BEGIN DATASET

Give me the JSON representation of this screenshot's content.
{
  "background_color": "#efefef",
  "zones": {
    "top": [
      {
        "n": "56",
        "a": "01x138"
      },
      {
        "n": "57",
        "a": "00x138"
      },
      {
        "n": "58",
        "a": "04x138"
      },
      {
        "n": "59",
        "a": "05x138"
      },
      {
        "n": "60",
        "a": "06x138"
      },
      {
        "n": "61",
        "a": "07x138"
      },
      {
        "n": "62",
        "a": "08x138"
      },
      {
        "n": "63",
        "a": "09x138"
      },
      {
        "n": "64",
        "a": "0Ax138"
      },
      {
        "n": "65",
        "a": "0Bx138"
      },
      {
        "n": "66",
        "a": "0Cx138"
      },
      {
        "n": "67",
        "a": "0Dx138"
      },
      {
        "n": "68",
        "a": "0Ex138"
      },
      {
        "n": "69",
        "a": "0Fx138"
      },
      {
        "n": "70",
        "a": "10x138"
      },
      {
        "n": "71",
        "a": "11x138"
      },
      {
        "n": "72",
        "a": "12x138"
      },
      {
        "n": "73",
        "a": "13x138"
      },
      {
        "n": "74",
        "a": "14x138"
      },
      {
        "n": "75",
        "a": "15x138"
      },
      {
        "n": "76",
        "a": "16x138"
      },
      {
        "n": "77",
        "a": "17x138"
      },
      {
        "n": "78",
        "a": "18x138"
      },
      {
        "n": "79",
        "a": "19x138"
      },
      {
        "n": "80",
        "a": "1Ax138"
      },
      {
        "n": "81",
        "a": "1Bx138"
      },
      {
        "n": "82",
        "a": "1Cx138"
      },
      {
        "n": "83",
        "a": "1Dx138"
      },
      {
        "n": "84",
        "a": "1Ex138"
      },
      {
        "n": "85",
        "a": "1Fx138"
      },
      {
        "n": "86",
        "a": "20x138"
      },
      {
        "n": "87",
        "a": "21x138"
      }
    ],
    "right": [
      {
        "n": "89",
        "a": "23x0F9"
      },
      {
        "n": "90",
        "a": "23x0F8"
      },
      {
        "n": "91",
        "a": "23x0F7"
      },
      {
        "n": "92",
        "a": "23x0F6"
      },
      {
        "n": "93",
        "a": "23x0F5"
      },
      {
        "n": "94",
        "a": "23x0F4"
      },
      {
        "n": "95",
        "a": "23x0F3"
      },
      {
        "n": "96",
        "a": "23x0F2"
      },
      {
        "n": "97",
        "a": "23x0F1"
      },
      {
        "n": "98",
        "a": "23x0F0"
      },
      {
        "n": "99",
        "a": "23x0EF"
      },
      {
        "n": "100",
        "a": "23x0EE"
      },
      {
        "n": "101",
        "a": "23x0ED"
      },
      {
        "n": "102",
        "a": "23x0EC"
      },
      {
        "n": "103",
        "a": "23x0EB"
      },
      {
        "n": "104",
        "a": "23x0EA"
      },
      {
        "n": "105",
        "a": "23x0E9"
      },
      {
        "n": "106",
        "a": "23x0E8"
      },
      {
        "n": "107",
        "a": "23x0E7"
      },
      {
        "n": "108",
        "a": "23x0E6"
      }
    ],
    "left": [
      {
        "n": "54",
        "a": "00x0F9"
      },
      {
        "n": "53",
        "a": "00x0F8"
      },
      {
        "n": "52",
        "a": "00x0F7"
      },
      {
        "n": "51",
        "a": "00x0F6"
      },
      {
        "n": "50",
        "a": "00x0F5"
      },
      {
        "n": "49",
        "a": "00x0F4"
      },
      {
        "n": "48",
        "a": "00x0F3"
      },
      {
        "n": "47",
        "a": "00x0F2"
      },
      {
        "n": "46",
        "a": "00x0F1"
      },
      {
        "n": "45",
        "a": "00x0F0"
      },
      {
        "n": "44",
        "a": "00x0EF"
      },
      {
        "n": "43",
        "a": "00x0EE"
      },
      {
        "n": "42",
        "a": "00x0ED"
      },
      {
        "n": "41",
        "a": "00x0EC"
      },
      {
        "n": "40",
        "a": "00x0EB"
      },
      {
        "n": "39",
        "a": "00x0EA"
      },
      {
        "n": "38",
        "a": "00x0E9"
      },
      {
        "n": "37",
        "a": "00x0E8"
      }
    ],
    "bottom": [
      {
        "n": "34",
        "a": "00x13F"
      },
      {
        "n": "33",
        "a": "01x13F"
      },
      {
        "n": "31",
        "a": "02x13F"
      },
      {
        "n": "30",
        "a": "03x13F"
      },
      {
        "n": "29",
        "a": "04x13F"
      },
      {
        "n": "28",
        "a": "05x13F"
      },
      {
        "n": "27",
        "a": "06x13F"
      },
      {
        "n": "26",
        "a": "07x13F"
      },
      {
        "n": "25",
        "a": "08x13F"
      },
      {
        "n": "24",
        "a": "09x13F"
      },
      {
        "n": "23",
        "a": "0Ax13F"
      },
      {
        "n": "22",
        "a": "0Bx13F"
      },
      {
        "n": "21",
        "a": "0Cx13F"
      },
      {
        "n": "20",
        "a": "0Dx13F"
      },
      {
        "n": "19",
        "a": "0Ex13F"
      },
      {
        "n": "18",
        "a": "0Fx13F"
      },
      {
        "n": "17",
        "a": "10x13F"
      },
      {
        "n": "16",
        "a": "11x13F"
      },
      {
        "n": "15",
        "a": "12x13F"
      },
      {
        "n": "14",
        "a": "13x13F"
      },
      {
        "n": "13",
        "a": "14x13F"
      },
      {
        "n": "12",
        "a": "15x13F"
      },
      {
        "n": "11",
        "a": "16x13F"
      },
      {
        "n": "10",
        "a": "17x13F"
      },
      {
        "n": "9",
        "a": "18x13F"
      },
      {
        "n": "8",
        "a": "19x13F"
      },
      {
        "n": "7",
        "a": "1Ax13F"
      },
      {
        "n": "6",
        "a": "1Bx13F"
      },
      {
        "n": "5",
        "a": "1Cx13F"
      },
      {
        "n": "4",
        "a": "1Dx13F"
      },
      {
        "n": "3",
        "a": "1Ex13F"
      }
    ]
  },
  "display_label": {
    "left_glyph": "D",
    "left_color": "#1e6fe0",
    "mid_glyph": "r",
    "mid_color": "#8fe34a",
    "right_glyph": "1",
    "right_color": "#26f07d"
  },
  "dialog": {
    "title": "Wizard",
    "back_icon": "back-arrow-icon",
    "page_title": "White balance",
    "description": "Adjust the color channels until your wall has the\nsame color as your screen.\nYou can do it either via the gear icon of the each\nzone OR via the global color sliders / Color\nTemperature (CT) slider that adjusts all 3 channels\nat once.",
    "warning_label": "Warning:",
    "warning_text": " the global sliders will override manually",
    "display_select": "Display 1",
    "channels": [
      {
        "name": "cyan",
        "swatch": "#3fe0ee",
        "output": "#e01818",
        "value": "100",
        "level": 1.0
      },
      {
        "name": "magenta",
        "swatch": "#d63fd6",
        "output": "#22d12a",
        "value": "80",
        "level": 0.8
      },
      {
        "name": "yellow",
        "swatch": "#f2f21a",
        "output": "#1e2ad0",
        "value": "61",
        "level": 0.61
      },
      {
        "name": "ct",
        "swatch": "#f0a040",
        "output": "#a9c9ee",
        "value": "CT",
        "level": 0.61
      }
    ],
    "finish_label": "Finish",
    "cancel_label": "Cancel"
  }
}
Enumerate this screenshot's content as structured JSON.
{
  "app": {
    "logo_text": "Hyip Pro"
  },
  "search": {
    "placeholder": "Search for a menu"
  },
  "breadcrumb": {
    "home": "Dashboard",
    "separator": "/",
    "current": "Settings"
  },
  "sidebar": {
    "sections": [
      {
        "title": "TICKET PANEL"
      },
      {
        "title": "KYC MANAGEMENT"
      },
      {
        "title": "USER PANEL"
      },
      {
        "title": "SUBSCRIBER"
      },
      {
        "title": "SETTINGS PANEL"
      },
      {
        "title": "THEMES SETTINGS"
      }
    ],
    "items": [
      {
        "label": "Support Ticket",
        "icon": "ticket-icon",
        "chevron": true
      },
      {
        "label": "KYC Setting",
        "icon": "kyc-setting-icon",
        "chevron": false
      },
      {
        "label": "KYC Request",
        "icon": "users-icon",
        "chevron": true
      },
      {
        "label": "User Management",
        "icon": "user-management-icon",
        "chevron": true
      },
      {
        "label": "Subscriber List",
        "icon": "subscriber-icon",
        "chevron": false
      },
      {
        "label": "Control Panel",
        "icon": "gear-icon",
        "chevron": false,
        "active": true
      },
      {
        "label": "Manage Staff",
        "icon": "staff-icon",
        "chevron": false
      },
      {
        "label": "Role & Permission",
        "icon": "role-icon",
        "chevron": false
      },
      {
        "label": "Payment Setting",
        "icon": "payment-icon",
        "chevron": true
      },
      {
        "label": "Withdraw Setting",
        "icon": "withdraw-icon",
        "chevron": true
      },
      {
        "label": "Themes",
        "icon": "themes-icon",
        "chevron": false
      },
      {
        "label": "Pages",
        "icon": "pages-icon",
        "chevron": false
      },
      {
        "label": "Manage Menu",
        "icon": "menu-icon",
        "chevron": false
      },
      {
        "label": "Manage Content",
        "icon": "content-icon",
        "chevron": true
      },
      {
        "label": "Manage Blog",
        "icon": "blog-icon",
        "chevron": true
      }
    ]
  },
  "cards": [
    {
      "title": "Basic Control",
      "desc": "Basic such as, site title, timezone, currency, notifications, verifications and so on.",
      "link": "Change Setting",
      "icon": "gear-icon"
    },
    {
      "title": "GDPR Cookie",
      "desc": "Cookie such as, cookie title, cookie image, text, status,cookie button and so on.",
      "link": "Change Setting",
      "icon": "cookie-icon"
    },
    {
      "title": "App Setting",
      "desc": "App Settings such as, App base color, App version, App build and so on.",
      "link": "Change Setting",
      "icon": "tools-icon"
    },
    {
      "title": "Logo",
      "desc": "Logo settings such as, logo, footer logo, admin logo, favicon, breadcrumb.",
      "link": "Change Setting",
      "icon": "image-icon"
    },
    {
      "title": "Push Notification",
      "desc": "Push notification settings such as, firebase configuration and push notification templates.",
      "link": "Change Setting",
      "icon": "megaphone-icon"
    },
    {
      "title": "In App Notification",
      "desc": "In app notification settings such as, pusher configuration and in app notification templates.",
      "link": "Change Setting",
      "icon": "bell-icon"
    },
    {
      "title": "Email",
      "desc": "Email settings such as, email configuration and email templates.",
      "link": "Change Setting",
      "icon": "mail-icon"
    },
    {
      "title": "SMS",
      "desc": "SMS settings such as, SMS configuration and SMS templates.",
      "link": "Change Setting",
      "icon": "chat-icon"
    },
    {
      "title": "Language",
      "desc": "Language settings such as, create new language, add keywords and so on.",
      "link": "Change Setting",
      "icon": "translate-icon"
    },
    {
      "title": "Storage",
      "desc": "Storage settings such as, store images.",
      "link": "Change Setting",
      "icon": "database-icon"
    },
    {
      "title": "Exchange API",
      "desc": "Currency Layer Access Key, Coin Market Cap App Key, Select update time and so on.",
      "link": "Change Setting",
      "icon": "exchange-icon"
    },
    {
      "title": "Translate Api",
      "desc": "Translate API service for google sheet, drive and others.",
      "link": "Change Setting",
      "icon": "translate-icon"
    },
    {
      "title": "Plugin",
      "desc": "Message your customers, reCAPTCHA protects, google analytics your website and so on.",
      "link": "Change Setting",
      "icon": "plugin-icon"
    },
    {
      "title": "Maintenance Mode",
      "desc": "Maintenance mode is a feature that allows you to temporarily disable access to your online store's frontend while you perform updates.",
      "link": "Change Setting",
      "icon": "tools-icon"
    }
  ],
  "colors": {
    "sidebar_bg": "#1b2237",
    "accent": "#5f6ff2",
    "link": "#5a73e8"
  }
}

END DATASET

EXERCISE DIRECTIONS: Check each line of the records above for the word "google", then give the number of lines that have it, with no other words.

THE COMPLETED TASK: 2